    David Nicholls definitely writes romcom - he says so himself along with how he struggled with the idea for a while because he wanted to write Beckettian plays (saw a talk he did, by the way at the Ed fest - not claiming he's been round to tea telling me all this stuff.)

    What's wrong with romcom? Some of the best comic films are romcoms are they not? I thought Ukrainian Tractors was funny. Is that one men are less keen on?

    Yes, but that list is interesting, isn't it?

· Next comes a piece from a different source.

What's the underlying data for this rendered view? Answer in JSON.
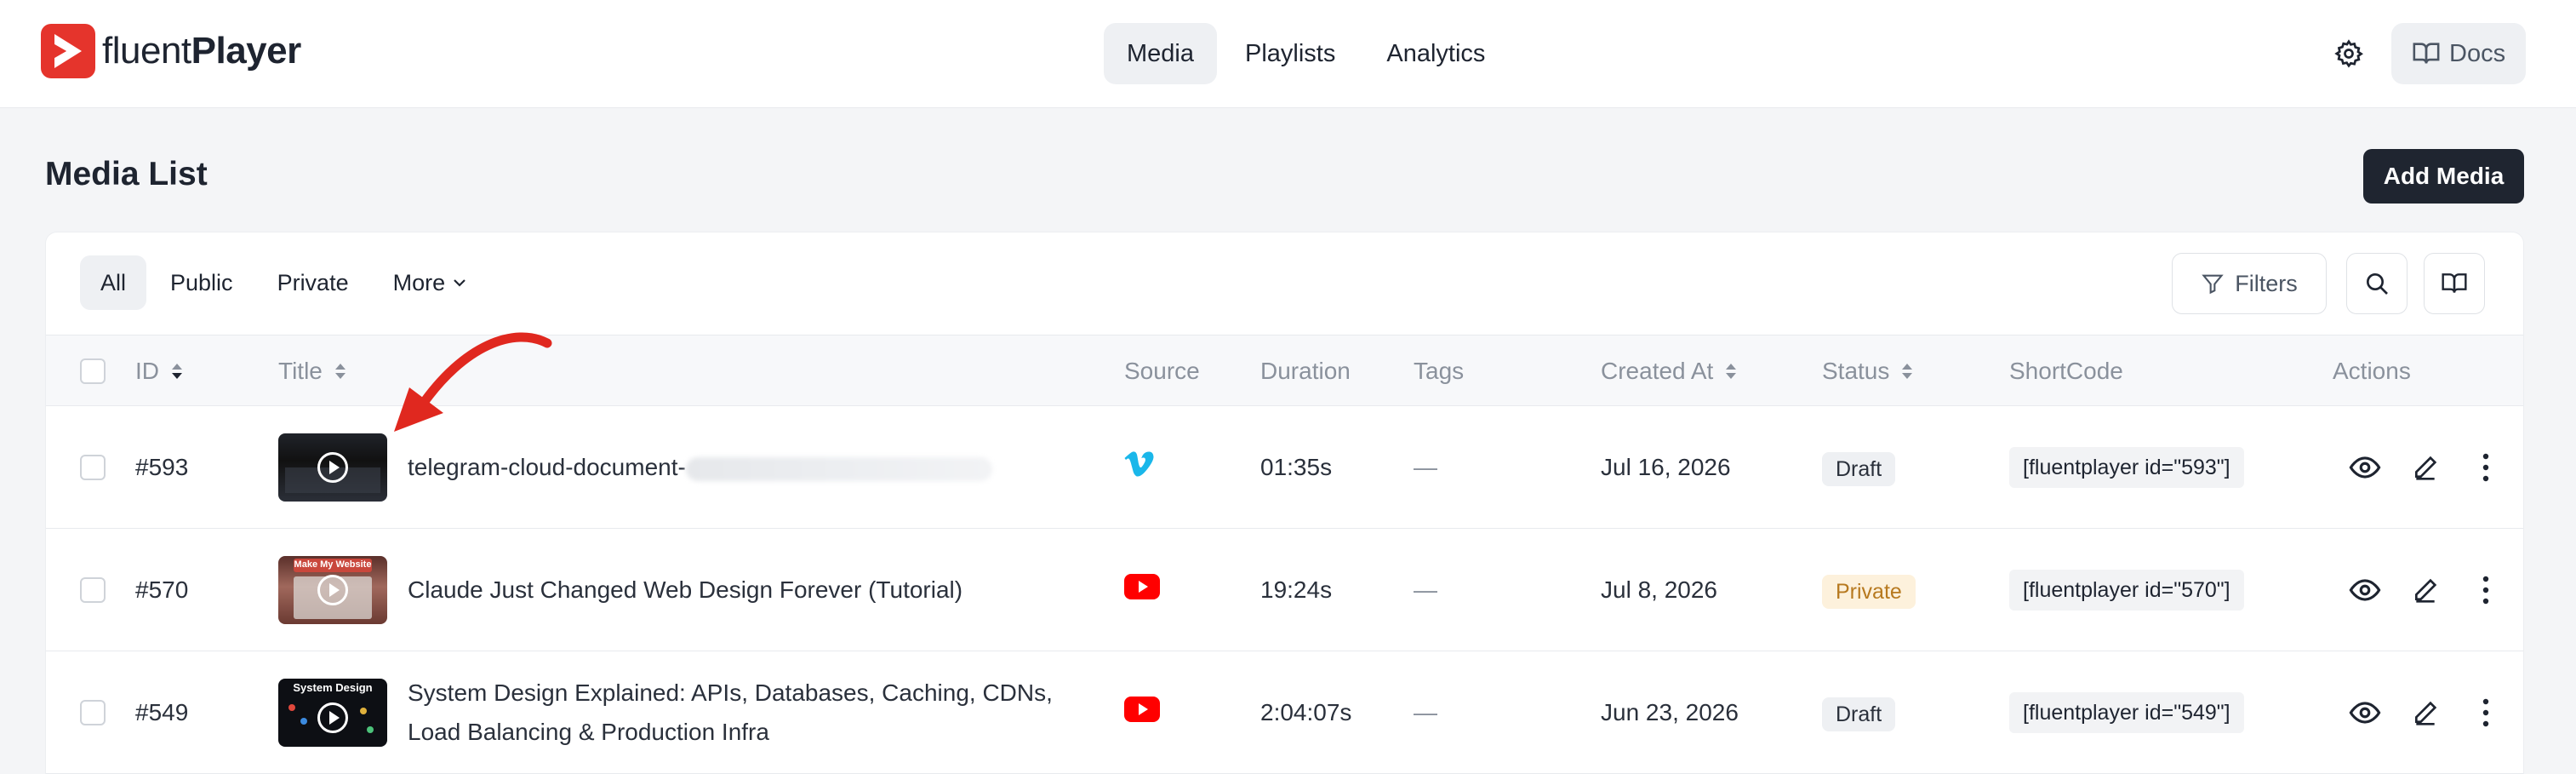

    On another unrelated note - was thinking about how classics become seen as "literary" even when written for mass market at the time - is there something in the very superficial idea that "literary" means "difficult to read"? After all many older works become difficult to read after a while and therefore can safely fall in this category. Also with some older works, the themes become more about what you study around the book and the period and the ideas of the time and how this is manifested by the work - and not necessarily the trying to do something original of the individual book. For example I studied Frankenstein and Wuthering Heights at university - were either of these considered highbrow at the time? I'm not sure about the notion that literary fiction is trying to do more, or even that it is the heart of innovation. A lot of innovation comes from popular forms and is then "stolen" and drawn attention to by literary works. Is it not the drawing attention to that is more of the point here?

    Sorry I don't know why I'm starting this again as picking over definitions that are not absolute or even very satisfactory seems a bit of a pointless thing to do. (And I'm sure we've been here before). Let's just say rather than a battle or an either/or that i'm just flinging out some ideas here for the hell of it.

  • This 182 message thread spans 13 pages:  < <   1   2   3   4  5  6   7   8   9   10   11   12   13  > >